Pick out each line of the records in which the word "Languages" appears.

◆ App and web page records:
—————

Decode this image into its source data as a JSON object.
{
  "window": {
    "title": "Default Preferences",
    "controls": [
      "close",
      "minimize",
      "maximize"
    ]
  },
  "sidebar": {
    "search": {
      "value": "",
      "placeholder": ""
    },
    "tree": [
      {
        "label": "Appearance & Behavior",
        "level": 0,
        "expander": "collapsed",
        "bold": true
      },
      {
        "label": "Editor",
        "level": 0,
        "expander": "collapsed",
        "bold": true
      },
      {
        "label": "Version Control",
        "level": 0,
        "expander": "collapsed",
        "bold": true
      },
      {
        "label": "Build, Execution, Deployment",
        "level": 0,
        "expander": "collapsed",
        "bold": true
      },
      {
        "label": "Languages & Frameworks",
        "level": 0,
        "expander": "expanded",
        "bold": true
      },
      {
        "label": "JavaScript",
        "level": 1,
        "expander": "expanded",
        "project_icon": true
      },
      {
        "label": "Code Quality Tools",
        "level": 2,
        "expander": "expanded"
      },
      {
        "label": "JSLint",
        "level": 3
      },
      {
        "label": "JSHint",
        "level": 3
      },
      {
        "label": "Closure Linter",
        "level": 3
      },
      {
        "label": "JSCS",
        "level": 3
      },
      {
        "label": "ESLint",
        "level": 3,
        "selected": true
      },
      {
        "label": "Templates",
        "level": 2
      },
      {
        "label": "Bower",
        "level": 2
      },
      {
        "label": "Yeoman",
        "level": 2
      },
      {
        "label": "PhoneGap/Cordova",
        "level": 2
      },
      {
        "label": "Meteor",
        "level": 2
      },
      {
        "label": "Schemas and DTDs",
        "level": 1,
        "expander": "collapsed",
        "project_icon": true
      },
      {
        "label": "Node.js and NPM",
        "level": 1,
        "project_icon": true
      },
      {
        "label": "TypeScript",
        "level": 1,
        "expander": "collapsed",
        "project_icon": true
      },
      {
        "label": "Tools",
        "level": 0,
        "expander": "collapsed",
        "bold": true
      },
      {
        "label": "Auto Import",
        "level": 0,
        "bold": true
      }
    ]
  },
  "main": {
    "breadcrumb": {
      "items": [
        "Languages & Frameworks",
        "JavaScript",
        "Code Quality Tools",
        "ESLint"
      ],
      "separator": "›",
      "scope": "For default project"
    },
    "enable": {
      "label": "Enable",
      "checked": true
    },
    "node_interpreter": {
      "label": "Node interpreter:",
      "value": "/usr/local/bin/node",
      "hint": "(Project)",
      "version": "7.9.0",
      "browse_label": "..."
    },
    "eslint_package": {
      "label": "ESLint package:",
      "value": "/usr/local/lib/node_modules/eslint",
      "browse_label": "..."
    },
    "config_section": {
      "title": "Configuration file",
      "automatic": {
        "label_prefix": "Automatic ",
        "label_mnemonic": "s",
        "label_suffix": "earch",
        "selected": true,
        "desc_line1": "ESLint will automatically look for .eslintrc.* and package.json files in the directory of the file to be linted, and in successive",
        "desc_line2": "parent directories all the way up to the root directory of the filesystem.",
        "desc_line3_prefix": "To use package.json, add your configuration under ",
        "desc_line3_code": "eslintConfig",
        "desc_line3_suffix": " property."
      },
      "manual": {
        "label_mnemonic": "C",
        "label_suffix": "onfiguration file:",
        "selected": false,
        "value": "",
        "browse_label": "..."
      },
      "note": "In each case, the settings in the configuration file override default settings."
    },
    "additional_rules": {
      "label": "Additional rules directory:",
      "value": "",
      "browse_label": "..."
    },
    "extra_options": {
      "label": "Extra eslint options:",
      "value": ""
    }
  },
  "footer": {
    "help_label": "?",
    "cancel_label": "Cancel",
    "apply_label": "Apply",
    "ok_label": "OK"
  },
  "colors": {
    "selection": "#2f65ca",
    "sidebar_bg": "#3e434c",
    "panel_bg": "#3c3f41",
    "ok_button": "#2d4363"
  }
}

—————

◆ Response to this task:
        "label": "Languages & Frameworks",
        "Languages & Frameworks",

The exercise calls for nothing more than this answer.